Lately, my mind is a lemon. Sour, puckery and inanimate. Also, it is akin to a lemon in the automotive sense. It's not working right, and I think there might have been something wrong with it from the get go because it's constantly giving me trouble.
Because my brain is not working right, I have wanted to go to bed for the evening since 3:30 this afternoon. I've had more than an adequate amount of sleep and I wasn't particularly tired. But my brain was telling me that it had had enough for the day and it was time for lights out. I made it a quesadilla and turned on the television, but it still wasn't enough. I strained to stay awake because the post it note that said, "Dad. Birthday. Choir practice. Call @ dinnertime," had been staring at me for almost a week, and I thought I could at least stay up for an obligatory phone call. After the call, I took a walk around the neighborhood. Instead of my usual walk adgenda* I went out for the sole purpose of staying up to a reasonable hour.
It's been an exhausting week. Not because I've done anything. I haven't. It just so happens that simple things, like brushing my teeth, render me useless for the rest of the day. To complicate matters, I have no attention span, problems concentrating and virtually no short-term memory. As one might imagine, this makes it hard to just about anything that requires more than about 15 seconds of my time.
My attempts at reading (usually one of my favorite pastimes) is a good example of my malfunctioning gray matter. I've read the first three sentences of the book Absurdistan by Gary Shteyngart at least 30 times. It takes me more than 2 minutes to finish reading them because I get distracted by punctuation marks, or the way a letter looks on a page, or a nagging ache in my left pinky toe. Even though I've read this fragment dozens of times over, I cannot for the life of me tell you what it said. It just does not stick.
At least I can write off my brain troubles as melancholia. Too much black bile. And my brain candy is circulating at "sub-theraputic serum levels" until my doctor gets back from vacation. This is fine with me, because I secretly enjoy the look on peoples' faces when I tell them I am on a break from reality. I think this look is best described as a mixture of confusion and envy.
I cannot, however, justify the behavior of my four year old laptop.
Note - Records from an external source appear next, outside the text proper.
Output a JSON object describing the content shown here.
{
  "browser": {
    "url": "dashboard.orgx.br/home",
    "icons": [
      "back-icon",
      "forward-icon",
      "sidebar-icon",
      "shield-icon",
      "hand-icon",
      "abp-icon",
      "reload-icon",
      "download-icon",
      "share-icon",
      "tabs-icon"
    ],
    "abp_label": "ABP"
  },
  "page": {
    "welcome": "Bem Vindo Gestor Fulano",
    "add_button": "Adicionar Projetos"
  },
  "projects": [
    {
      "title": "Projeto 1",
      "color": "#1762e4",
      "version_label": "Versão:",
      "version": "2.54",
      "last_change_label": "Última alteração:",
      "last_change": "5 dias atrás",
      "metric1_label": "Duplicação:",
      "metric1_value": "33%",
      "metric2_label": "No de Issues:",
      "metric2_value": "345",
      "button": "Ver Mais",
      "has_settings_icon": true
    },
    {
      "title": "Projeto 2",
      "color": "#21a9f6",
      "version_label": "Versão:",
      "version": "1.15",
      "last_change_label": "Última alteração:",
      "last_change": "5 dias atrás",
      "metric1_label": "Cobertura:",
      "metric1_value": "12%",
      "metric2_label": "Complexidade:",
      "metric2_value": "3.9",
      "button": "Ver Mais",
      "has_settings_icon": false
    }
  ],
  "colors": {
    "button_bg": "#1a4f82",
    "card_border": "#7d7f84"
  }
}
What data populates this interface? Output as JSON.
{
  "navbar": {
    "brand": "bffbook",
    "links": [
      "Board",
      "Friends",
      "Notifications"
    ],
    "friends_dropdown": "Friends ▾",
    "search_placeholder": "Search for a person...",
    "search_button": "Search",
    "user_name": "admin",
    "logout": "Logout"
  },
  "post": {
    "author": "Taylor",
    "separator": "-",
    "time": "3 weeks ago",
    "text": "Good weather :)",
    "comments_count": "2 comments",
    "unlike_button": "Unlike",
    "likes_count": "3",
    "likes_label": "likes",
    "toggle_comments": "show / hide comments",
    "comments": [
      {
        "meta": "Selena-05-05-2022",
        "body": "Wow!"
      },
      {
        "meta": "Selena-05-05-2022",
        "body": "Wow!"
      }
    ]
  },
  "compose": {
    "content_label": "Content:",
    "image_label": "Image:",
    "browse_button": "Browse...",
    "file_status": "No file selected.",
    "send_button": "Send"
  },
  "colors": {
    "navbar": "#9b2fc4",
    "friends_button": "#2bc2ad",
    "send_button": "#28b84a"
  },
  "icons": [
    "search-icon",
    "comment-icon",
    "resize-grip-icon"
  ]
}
Sure, I've dropped my Shakespeare anthology on it a few times. But I thought that just jostled loose the y key and up/down arrows. Nothing major, right? Maybe not.
For months now I've been putting up with a computer that is having issues that seem to parallel my own brain issues in a disconcerting way. I asked one person who said, "Oh, it sounds like the power supply." I spoke to some Seattle-based friends who are tech savvy enough to have a homemade computer that they refer to as a "box" and they thought my woes were more likely to do with my hard drive. I have a sneaking suspision they are correct.
First, my battery would not charge. No big deal. I might not be as mobile, but I don't have to worry about running out of juice (just accidentally yanking the cord loose). But the real issue is that I have a fan that turns on and will not turn off. While this fan is running, everything moves at a snail's pace and I cannot do anything. I never know when the fan will go on. It could be a couple of hours, it could be a few seconds. (Speaking of the devil!) I do know that once it goes on, it will come back on in rapidly decreasing intervals.
I deal with this by putting the computer to sleep for a bit, then turning it back on and resuming what I was doing. This is because it always happens when I'm in the middle of something. Like writing a blog post. Or replying to the "Are you dead yet?" emails from my family. Or watching a video of my friend's trip to the park with her baby.
This problem means that that 5:15 video of friend and kiddo takes 17:34 to watch. And that's only counting the time when the computer is actually on and running properly. I am not sure whether this is a testament to my patience or to my lack of sanity.
In any case, the problem seems too close for comfort to my brain problems. And unlike the good book that I have to stop reading because it seems too close to my reality**, I can't just put it to rest until I feel better. I fear that this is a problem that can only be remedied by chucking the old an replacing it with a new model.
I just hope that's not the answer for my brain troubles.
*Typical walk agenda includes one or more of the following: admire houses, find a nice place to read, pet kitties, spend money.
** The Wind-Up Bird Chronicle by Haruki Murakami. Destined to be one of my favorites for all time, if I can ever finish the bloody thing.